# Data about app and page elements
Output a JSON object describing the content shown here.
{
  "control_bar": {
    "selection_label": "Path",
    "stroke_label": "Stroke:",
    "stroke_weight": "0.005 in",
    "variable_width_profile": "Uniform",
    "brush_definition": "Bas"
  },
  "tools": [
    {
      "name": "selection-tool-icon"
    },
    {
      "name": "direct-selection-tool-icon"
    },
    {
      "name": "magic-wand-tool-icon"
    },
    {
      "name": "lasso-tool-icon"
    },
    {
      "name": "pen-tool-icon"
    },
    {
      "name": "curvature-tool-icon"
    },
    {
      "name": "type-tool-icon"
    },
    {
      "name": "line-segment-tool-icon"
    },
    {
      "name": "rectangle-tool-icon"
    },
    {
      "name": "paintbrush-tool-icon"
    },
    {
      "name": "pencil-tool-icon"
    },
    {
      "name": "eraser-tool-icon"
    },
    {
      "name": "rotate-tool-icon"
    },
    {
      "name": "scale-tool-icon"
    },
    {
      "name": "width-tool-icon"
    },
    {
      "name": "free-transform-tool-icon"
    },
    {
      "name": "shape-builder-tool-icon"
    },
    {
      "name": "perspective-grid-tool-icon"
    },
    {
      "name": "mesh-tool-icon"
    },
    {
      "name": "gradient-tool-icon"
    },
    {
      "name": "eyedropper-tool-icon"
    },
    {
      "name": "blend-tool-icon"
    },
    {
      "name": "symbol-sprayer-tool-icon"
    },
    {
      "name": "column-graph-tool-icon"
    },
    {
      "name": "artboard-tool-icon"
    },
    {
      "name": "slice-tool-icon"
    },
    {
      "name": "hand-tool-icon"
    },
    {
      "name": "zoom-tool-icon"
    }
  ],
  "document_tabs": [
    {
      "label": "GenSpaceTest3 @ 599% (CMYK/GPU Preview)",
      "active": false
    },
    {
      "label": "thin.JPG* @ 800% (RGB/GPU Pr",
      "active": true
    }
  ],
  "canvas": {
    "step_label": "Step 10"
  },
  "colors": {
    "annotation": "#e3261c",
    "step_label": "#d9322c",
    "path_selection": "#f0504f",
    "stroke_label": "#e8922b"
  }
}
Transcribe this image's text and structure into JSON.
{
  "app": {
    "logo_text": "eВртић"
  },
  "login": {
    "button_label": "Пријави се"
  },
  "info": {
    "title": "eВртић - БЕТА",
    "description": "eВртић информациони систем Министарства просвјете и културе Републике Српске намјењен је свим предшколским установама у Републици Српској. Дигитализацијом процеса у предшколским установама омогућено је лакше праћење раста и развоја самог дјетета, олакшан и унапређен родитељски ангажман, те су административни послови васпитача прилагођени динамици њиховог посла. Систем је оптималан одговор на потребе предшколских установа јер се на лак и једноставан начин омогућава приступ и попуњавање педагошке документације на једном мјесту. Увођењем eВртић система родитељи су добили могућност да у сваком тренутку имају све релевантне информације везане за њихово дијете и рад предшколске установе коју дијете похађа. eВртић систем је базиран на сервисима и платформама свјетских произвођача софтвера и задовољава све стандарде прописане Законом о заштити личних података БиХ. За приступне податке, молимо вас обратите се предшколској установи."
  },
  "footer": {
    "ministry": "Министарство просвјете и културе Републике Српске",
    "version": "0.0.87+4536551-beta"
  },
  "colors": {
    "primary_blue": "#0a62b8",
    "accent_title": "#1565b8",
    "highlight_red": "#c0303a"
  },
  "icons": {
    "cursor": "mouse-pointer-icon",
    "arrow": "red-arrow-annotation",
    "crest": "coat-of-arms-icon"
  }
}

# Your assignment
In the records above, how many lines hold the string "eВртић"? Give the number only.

# Output for this task
3